|Rock Spring Nature Trail – A short half-mile loop trail that takes you past Colbert Creek offers an opportunity to explore a small natural spring as it bubbles forth from the ground. In late summer, when the jewelweed is in bloom, visitors may be rewarded with views of the ruby-throated hummingbirds as they migrate south. The trails and stepping stones in the area lead you across Colbert Creek past Rock Spring and through the woodlands. Since 1977 numerous beaver dams have been built and then abandoned by the beaver or destroyed by high water.

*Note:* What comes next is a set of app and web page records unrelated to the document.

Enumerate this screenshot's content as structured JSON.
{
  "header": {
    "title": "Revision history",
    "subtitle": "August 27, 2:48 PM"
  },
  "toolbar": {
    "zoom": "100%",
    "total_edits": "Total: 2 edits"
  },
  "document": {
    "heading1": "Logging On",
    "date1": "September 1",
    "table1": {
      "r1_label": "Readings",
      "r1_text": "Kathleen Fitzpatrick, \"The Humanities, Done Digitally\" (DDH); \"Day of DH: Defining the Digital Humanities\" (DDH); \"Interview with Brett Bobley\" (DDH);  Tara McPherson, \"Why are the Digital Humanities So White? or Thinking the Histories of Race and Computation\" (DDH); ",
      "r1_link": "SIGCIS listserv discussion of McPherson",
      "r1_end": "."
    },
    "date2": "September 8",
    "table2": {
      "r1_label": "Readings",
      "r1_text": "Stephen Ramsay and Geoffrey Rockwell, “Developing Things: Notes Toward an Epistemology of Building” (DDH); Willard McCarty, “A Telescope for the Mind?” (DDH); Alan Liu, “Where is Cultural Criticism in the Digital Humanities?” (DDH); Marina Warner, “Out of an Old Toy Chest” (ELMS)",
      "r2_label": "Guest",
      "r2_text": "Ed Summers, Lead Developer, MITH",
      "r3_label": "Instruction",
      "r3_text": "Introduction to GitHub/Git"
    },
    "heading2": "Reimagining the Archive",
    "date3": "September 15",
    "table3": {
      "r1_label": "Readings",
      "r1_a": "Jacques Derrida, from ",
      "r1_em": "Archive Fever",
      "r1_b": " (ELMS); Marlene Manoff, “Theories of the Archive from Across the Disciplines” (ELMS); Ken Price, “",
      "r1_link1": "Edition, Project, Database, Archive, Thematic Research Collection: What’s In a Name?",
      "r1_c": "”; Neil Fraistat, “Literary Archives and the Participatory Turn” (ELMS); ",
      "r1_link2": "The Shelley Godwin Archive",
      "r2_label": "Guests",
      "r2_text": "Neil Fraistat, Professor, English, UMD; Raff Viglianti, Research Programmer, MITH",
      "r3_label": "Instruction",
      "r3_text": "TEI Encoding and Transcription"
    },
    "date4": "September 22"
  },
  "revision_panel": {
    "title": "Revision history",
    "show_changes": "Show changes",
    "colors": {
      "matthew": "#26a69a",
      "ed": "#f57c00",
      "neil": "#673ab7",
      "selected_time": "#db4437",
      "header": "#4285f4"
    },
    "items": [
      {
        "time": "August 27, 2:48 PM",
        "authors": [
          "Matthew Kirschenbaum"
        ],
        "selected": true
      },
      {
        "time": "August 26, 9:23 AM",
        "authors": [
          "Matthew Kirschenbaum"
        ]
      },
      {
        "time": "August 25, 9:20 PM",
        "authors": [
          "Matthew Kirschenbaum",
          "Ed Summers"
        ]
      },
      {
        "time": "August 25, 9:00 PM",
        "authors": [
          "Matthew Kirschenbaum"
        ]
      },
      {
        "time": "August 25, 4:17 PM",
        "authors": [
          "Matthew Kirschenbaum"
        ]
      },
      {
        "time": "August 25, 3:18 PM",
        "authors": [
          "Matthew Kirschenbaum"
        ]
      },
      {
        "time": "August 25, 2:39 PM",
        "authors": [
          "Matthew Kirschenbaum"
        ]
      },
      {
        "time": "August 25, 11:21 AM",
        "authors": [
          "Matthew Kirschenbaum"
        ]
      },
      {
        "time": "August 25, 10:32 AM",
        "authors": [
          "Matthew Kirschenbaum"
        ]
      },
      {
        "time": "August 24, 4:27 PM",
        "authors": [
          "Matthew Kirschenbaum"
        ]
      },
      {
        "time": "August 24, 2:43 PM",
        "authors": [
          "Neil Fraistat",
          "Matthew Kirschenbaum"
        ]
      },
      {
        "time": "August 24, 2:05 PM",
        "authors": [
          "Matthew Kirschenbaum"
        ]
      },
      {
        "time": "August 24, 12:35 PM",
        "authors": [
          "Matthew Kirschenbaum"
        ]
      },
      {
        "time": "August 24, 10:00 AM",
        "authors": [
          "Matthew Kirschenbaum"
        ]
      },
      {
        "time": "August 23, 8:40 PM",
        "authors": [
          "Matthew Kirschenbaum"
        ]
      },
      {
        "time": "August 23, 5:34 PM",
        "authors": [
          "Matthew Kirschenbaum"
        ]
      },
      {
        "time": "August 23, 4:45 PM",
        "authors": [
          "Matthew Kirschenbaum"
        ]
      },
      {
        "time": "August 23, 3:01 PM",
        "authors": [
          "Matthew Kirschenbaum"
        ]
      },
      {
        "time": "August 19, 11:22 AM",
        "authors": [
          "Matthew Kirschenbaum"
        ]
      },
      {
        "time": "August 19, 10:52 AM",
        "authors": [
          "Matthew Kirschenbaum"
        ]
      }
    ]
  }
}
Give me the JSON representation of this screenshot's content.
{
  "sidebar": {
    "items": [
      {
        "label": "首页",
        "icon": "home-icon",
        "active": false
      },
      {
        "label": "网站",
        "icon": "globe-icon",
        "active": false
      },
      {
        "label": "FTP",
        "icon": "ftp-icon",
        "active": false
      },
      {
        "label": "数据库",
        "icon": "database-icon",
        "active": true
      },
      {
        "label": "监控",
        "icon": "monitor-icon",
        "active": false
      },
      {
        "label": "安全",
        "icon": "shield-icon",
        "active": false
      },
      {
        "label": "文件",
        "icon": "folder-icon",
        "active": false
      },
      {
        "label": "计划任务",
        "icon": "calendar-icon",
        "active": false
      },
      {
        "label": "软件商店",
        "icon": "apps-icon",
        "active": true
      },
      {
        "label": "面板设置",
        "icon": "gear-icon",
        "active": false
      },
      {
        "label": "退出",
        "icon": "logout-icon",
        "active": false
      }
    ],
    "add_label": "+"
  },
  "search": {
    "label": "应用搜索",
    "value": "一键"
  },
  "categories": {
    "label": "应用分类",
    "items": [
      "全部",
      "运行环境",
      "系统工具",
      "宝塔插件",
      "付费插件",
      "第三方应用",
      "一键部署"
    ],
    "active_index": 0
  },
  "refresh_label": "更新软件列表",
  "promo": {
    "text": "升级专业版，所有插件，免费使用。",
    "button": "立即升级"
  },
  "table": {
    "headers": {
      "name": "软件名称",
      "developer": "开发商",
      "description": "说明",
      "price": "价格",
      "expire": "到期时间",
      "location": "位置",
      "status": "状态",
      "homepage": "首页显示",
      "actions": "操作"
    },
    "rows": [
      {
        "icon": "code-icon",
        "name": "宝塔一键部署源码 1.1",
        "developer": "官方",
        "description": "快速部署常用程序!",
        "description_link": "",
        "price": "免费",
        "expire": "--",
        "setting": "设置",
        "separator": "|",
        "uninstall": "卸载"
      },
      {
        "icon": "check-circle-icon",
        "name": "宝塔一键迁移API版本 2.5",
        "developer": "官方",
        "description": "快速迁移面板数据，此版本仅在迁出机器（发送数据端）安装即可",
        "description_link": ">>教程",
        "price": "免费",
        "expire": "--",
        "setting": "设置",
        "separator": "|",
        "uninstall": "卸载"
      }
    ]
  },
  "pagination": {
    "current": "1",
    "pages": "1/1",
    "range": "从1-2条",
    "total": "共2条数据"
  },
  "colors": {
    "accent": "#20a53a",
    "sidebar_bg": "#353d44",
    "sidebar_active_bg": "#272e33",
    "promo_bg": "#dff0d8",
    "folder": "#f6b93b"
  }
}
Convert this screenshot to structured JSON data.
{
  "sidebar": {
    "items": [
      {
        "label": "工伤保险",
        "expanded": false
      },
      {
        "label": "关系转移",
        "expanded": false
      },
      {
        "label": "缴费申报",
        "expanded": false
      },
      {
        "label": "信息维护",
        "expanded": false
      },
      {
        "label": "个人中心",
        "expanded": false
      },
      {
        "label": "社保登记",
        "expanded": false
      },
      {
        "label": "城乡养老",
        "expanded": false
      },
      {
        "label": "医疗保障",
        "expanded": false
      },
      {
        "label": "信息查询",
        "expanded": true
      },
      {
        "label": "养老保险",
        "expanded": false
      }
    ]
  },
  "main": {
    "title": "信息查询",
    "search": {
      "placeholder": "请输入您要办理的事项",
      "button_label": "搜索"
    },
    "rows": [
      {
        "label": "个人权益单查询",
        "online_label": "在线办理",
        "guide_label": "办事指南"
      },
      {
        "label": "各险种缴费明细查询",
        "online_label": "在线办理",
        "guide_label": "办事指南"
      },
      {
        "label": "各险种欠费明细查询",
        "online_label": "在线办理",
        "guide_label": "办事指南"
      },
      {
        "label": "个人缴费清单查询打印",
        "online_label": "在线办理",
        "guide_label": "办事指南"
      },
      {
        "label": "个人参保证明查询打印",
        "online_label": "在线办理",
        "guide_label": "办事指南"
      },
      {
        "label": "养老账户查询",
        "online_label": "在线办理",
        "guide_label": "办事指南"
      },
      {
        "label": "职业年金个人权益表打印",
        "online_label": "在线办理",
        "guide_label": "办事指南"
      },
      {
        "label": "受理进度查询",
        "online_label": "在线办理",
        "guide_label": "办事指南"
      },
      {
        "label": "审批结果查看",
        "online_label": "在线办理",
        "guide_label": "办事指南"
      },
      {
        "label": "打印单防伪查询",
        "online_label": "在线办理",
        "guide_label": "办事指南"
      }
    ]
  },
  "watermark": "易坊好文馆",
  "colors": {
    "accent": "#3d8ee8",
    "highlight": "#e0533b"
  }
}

|Wichahpi Commemorative Stone Wall – Since 1988, a man named Tom Hendrix has painstakingly created the most significant memorial to a Native American woman in the United States. The wall is built in memory of his great-great-grandmother, Te-lah-nay, a Yuchi Indian who was part of the American Indian Removal to Oklahoma. Te-lah-nay and her family lived near the Tennessee River, which they called the Singing River because they believed a woman who lived in the river sang to them. When Te-lah-nay arrived in Oklahoma, she was homesick because the rivers did not sing to her. After spending just one winter in Indian Territory, Te-lah-nay returned to Mississippi alone, facing hardship and peril. Learning of her courage from his grandmother, Tom wanted to do something to honor her memory. During a conversation with an elder of the Yuchi tribe, he was told, “All things shall pass. Only the stones will remain.” It was then that he knew what he needed to do. Since then, Tom has been building the wall, lifting nearly 2,700 pounds daily, constructing the largest un-mortared stone wall in the country. His tribute includes a prayer circle and a music circle and is home to fertility objects and miracle stones. Because he believes that this healing wall and spiritual space belong to all people, Tom welcomes visitors to experience Te-lah-nay’s journey and honor our ancestors. The Wichahpi Commemorative Stone Wall is located just east of the parkway near milepost 338.
Continue next page for mileposts 339 to 442